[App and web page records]
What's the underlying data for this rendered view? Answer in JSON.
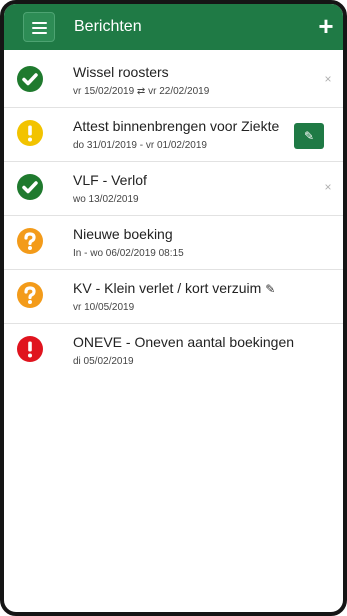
{
  "header": {
    "title": "Berichten",
    "menu_icon": "hamburger-icon",
    "add_icon": "plus-icon",
    "accent": "#1f7a45"
  },
  "items": [
    {
      "status": "approved",
      "status_icon": "check-icon",
      "color": "#1f7a2e",
      "title": "Wissel roosters",
      "subtitle": "vr 15/02/2019 ⇄ vr 22/02/2019",
      "action": "close",
      "action_label": "×"
    },
    {
      "status": "warning",
      "status_icon": "exclamation-icon",
      "color": "#f2c300",
      "title": "Attest binnenbrengen voor Ziekte",
      "subtitle": "do 31/01/2019 - vr 01/02/2019",
      "action": "attach",
      "action_label": "✎"
    },
    {
      "status": "approved",
      "status_icon": "check-icon",
      "color": "#1f7a2e",
      "title": "VLF - Verlof",
      "subtitle": "wo 13/02/2019",
      "action": "close",
      "action_label": "×"
    },
    {
      "status": "pending",
      "status_icon": "question-icon",
      "color": "#f39b1a",
      "title": "Nieuwe boeking",
      "subtitle": "In - wo 06/02/2019 08:15",
      "action": "none",
      "action_label": ""
    },
    {
      "status": "pending",
      "status_icon": "question-icon",
      "color": "#f39b1a",
      "title": "KV - Klein verlet / kort verzuim",
      "subtitle": "vr 10/05/2019",
      "action": "none",
      "action_label": "",
      "has_attachment": true,
      "attachment_glyph": "✎"
    },
    {
      "status": "error",
      "status_icon": "exclamation-icon",
      "color": "#e0141e",
      "title": "ONEVE - Oneven aantal boekingen",
      "subtitle": "di 05/02/2019",
      "action": "none",
      "action_label": ""
    }
  ]
}
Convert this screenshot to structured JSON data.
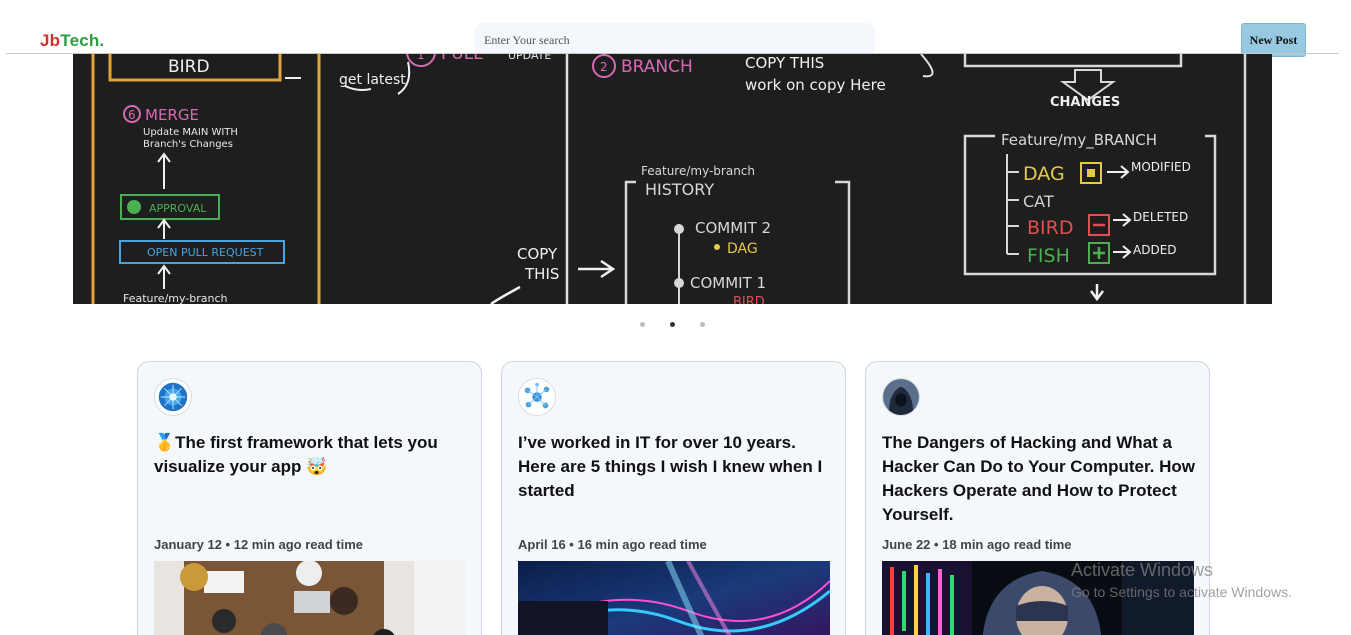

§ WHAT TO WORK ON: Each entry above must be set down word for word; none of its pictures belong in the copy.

§ THE ANSWER:
What's the underlying data for this rendered view? Answer in JSON.
{
  "header": {
    "title": "Berichten",
    "menu_icon": "hamburger-icon",
    "add_icon": "plus-icon",
    "accent": "#1f7a45"
  },
  "items": [
    {
      "status": "approved",
      "status_icon": "check-icon",
      "color": "#1f7a2e",
      "title": "Wissel roosters",
      "subtitle": "vr 15/02/2019 ⇄ vr 22/02/2019",
      "action": "close",
      "action_label": "×"
    },
    {
      "status": "warning",
      "status_icon": "exclamation-icon",
      "color": "#f2c300",
      "title": "Attest binnenbrengen voor Ziekte",
      "subtitle": "do 31/01/2019 - vr 01/02/2019",
      "action": "attach",
      "action_label": "✎"
    },
    {
      "status": "approved",
      "status_icon": "check-icon",
      "color": "#1f7a2e",
      "title": "VLF - Verlof",
      "subtitle": "wo 13/02/2019",
      "action": "close",
      "action_label": "×"
    },
    {
      "status": "pending",
      "status_icon": "question-icon",
      "color": "#f39b1a",
      "title": "Nieuwe boeking",
      "subtitle": "In - wo 06/02/2019 08:15",
      "action": "none",
      "action_label": ""
    },
    {
      "status": "pending",
      "status_icon": "question-icon",
      "color": "#f39b1a",
      "title": "KV - Klein verlet / kort verzuim",
      "subtitle": "vr 10/05/2019",
      "action": "none",
      "action_label": "",
      "has_attachment": true,
      "attachment_glyph": "✎"
    },
    {
      "status": "error",
      "status_icon": "exclamation-icon",
      "color": "#e0141e",
      "title": "ONEVE - Oneven aantal boekingen",
      "subtitle": "di 05/02/2019",
      "action": "none",
      "action_label": ""
    }
  ]
}
Convert this screenshot to structured JSON data.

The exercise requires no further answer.